# RECORD EXCERPTS
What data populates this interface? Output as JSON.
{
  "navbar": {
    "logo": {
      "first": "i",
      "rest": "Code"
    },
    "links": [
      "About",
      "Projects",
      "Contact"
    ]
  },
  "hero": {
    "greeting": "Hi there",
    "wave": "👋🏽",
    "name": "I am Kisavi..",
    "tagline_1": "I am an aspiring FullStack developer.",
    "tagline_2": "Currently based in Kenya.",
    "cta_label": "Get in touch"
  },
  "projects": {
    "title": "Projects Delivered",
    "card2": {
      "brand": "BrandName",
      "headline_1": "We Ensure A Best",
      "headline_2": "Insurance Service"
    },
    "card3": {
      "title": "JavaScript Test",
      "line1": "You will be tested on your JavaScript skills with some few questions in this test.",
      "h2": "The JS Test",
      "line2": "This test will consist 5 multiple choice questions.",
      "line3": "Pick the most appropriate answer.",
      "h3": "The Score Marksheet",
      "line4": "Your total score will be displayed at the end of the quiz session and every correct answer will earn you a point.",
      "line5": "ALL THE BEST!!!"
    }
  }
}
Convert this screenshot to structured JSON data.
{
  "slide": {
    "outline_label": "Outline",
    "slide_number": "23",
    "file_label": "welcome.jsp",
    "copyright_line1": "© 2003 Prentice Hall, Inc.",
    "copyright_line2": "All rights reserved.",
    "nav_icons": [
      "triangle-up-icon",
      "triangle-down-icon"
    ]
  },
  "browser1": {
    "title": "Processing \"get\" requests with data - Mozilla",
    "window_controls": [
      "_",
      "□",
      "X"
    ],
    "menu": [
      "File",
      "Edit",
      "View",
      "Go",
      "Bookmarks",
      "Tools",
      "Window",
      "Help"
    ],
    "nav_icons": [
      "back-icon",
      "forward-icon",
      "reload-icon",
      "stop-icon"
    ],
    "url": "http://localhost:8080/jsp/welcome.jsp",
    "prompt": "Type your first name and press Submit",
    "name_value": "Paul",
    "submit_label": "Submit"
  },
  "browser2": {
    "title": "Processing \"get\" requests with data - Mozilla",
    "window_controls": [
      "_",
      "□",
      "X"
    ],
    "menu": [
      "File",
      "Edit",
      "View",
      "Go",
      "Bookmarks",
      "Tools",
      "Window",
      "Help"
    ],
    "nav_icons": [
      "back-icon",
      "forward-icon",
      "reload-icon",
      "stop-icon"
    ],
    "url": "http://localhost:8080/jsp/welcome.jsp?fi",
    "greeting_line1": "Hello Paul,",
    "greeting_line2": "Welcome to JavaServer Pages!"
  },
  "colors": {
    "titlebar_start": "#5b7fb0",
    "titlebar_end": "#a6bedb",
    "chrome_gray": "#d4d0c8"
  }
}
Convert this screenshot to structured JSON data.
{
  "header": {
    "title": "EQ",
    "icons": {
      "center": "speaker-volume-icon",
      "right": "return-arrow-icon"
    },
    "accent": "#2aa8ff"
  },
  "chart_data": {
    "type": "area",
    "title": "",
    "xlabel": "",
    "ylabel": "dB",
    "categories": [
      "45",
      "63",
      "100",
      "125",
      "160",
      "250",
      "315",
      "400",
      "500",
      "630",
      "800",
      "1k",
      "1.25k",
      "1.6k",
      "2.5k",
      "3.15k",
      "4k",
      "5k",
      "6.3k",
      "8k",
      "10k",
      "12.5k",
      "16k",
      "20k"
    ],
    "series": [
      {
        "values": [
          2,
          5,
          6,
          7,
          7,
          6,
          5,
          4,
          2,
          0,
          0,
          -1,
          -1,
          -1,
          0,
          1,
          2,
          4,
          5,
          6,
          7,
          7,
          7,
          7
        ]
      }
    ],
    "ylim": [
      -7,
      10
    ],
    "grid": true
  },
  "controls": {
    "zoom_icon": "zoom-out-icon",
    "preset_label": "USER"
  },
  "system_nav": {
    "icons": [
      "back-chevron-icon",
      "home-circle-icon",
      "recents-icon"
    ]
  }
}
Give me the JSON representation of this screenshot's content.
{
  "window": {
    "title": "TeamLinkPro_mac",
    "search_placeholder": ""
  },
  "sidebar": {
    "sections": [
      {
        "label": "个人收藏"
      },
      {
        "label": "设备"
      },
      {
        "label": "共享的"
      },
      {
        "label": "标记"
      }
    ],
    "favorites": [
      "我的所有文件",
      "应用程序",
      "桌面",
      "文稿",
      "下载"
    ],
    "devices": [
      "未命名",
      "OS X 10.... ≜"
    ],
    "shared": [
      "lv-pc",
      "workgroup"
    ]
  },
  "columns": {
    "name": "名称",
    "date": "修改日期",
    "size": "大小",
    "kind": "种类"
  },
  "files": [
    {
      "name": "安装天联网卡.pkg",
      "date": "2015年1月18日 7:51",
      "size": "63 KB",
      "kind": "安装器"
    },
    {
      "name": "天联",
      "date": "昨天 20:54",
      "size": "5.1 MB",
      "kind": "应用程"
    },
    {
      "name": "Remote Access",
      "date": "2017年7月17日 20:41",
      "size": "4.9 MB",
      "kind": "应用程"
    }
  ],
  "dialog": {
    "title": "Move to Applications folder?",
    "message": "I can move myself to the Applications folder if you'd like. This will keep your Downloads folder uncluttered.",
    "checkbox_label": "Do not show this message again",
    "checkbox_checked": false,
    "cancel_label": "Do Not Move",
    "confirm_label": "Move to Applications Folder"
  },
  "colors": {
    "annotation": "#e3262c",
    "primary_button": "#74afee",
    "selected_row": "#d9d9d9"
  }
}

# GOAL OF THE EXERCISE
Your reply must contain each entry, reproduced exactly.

# SOLUTION TO THIS EXERCISE
What data populates this interface? Output as JSON.
{
  "navbar": {
    "logo": {
      "first": "i",
      "rest": "Code"
    },
    "links": [
      "About",
      "Projects",
      "Contact"
    ]
  },
  "hero": {
    "greeting": "Hi there",
    "wave": "👋🏽",
    "name": "I am Kisavi..",
    "tagline_1": "I am an aspiring FullStack developer.",
    "tagline_2": "Currently based in Kenya.",
    "cta_label": "Get in touch"
  },
  "projects": {
    "title": "Projects Delivered",
    "card2": {
      "brand": "BrandName",
      "headline_1": "We Ensure A Best",
      "headline_2": "Insurance Service"
    },
    "card3": {
      "title": "JavaScript Test",
      "line1": "You will be tested on your JavaScript skills with some few questions in this test.",
      "h2": "The JS Test",
      "line2": "This test will consist 5 multiple choice questions.",
      "line3": "Pick the most appropriate answer.",
      "h3": "The Score Marksheet",
      "line4": "Your total score will be displayed at the end of the quiz session and every correct answer will earn you a point.",
      "line5": "ALL THE BEST!!!"
    }
  }
}
Convert this screenshot to structured JSON data.
{
  "slide": {
    "outline_label": "Outline",
    "slide_number": "23",
    "file_label": "welcome.jsp",
    "copyright_line1": "© 2003 Prentice Hall, Inc.",
    "copyright_line2": "All rights reserved.",
    "nav_icons": [
      "triangle-up-icon",
      "triangle-down-icon"
    ]
  },
  "browser1": {
    "title": "Processing \"get\" requests with data - Mozilla",
    "window_controls": [
      "_",
      "□",
      "X"
    ],
    "menu": [
      "File",
      "Edit",
      "View",
      "Go",
      "Bookmarks",
      "Tools",
      "Window",
      "Help"
    ],
    "nav_icons": [
      "back-icon",
      "forward-icon",
      "reload-icon",
      "stop-icon"
    ],
    "url": "http://localhost:8080/jsp/welcome.jsp",
    "prompt": "Type your first name and press Submit",
    "name_value": "Paul",
    "submit_label": "Submit"
  },
  "browser2": {
    "title": "Processing \"get\" requests with data - Mozilla",
    "window_controls": [
      "_",
      "□",
      "X"
    ],
    "menu": [
      "File",
      "Edit",
      "View",
      "Go",
      "Bookmarks",
      "Tools",
      "Window",
      "Help"
    ],
    "nav_icons": [
      "back-icon",
      "forward-icon",
      "reload-icon",
      "stop-icon"
    ],
    "url": "http://localhost:8080/jsp/welcome.jsp?fi",
    "greeting_line1": "Hello Paul,",
    "greeting_line2": "Welcome to JavaServer Pages!"
  },
  "colors": {
    "titlebar_start": "#5b7fb0",
    "titlebar_end": "#a6bedb",
    "chrome_gray": "#d4d0c8"
  }
}
Convert this screenshot to structured JSON data.
{
  "header": {
    "title": "EQ",
    "icons": {
      "center": "speaker-volume-icon",
      "right": "return-arrow-icon"
    },
    "accent": "#2aa8ff"
  },
  "chart_data": {
    "type": "area",
    "title": "",
    "xlabel": "",
    "ylabel": "dB",
    "categories": [
      "45",
      "63",
      "100",
      "125",
      "160",
      "250",
      "315",
      "400",
      "500",
      "630",
      "800",
      "1k",
      "1.25k",
      "1.6k",
      "2.5k",
      "3.15k",
      "4k",
      "5k",
      "6.3k",
      "8k",
      "10k",
      "12.5k",
      "16k",
      "20k"
    ],
    "series": [
      {
        "values": [
          2,
          5,
          6,
          7,
          7,
          6,
          5,
          4,
          2,
          0,
          0,
          -1,
          -1,
          -1,
          0,
          1,
          2,
          4,
          5,
          6,
          7,
          7,
          7,
          7
        ]
      }
    ],
    "ylim": [
      -7,
      10
    ],
    "grid": true
  },
  "controls": {
    "zoom_icon": "zoom-out-icon",
    "preset_label": "USER"
  },
  "system_nav": {
    "icons": [
      "back-chevron-icon",
      "home-circle-icon",
      "recents-icon"
    ]
  }
}
Give me the JSON representation of this screenshot's content.
{
  "window": {
    "title": "TeamLinkPro_mac",
    "search_placeholder": ""
  },
  "sidebar": {
    "sections": [
      {
        "label": "个人收藏"
      },
      {
        "label": "设备"
      },
      {
        "label": "共享的"
      },
      {
        "label": "标记"
      }
    ],
    "favorites": [
      "我的所有文件",
      "应用程序",
      "桌面",
      "文稿",
      "下载"
    ],
    "devices": [
      "未命名",
      "OS X 10.... ≜"
    ],
    "shared": [
      "lv-pc",
      "workgroup"
    ]
  },
  "columns": {
    "name": "名称",
    "date": "修改日期",
    "size": "大小",
    "kind": "种类"
  },
  "files": [
    {
      "name": "安装天联网卡.pkg",
      "date": "2015年1月18日 7:51",
      "size": "63 KB",
      "kind": "安装器"
    },
    {
      "name": "天联",
      "date": "昨天 20:54",
      "size": "5.1 MB",
      "kind": "应用程"
    },
    {
      "name": "Remote Access",
      "date": "2017年7月17日 20:41",
      "size": "4.9 MB",
      "kind": "应用程"
    }
  ],
  "dialog": {
    "title": "Move to Applications folder?",
    "message": "I can move myself to the Applications folder if you'd like. This will keep your Downloads folder uncluttered.",
    "checkbox_label": "Do not show this message again",
    "checkbox_checked": false,
    "cancel_label": "Do Not Move",
    "confirm_label": "Move to Applications Folder"
  },
  "colors": {
    "annotation": "#e3262c",
    "primary_button": "#74afee",
    "selected_row": "#d9d9d9"
  }
}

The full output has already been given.